GD is not something to be taken lightly. I think it would be copyright infringement to cut and paste text from OB textbooks (which I have access to online), so I'll paraphrase. The following is referenced from Gabbe
bstetrics-normal and problem pregnancies. 2002
First: why try to identify GD mammas?
Mainly to decrease the risk of morbidity and mortality in the baby. The high sugar, and yes, high ketones levels alluded to above, are very clearly associated with birth defects and baby loss/miscarriage (also other things like free oxygen radical excess). Some of the birth defects are very serious. Fetal macrosomia, or a big baby, is not considered a birth defect but can complicate delivery.

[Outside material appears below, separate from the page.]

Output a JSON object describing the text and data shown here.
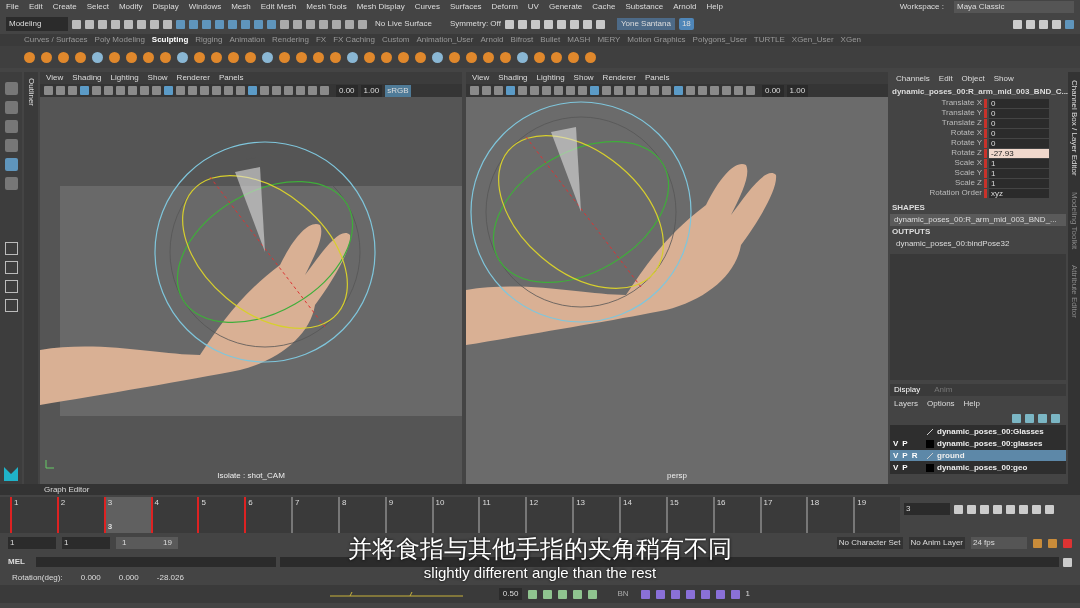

Certain studies show that of mammas diagnosed with GD, about 50% will develop diabetes mellitus down the line, anywhere from 5-20 y depending on whose study you read and how long they followed the patients.
But a huge, huge part of diabetes is diet and lifestyle. Yes, certain people may be predisposed to getting it (because of family genes) but current thought is that it doesn't develop without the right setting (diet).
Pregnancy is a state of increased insulin resistance, which means just because your fasting glucose is okay, doesn't mean that your body can handle a glucose load well. Hence the need for the 2 hour, and if necessary the 3 hour tolerance test.